Exercise directions:
Filter the records for "title" and keep each line that has it.
··· Input ···
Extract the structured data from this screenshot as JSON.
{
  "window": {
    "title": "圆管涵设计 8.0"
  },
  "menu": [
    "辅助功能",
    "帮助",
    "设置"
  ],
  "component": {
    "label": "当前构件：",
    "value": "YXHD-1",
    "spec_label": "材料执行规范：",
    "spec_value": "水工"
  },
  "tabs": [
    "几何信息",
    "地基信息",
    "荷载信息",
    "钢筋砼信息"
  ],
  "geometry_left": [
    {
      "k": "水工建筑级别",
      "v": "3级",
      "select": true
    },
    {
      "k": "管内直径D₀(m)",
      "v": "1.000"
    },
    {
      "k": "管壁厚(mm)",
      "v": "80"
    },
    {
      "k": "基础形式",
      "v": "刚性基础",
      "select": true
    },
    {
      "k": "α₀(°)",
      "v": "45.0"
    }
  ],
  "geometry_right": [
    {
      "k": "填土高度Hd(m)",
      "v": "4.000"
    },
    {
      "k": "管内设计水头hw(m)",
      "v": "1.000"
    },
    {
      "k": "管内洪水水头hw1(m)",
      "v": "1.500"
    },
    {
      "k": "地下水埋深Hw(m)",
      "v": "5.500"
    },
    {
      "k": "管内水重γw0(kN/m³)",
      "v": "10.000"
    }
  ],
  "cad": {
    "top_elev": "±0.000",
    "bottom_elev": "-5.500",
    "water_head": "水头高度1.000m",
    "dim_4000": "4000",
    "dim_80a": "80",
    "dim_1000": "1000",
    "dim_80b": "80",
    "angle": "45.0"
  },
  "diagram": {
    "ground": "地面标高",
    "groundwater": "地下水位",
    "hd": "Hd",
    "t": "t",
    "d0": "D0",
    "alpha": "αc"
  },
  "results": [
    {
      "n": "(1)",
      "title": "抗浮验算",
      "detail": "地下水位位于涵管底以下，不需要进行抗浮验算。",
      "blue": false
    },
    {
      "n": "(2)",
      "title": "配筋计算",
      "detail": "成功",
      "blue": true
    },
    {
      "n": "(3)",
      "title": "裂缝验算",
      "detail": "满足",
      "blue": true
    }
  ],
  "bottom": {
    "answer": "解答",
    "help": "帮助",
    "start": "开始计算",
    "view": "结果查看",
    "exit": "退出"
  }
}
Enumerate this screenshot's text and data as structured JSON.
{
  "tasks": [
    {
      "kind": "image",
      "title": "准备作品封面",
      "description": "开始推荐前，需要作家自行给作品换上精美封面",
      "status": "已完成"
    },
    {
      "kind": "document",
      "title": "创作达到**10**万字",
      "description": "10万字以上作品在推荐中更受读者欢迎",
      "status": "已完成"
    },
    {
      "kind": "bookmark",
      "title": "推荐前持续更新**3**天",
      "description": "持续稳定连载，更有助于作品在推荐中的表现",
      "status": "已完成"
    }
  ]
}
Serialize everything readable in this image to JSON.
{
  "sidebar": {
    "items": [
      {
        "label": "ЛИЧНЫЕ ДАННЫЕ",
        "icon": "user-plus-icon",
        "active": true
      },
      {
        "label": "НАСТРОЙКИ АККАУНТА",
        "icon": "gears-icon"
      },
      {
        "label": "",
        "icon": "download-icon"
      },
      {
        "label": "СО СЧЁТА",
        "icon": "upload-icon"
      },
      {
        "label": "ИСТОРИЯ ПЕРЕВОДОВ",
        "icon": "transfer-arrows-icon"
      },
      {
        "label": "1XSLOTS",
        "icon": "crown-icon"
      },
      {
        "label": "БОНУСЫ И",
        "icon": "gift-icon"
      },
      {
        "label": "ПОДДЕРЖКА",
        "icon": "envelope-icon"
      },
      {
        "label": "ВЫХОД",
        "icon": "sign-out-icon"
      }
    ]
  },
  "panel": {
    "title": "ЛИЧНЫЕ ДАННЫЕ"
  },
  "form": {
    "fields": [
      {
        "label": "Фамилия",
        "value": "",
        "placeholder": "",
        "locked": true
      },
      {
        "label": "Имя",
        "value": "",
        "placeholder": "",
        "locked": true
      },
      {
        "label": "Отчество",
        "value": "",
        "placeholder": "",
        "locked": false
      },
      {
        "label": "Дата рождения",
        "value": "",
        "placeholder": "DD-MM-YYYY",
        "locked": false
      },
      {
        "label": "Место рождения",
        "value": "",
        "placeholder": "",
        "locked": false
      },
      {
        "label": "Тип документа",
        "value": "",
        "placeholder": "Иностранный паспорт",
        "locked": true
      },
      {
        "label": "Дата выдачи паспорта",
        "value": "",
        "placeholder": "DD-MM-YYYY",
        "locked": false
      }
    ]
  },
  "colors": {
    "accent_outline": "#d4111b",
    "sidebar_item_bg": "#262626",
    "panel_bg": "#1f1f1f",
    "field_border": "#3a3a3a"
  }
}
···
Finished exercise:
    "title": "圆管涵设计 8.0"
      "title": "抗浮验算",
      "title": "配筋计算",
      "title": "裂缝验算",
      "title": "准备作品封面",
      "title": "创作达到**10**万字",
      "title": "推荐前持续更新**3**天",
    "title": "ЛИЧНЫЕ ДАННЫЕ"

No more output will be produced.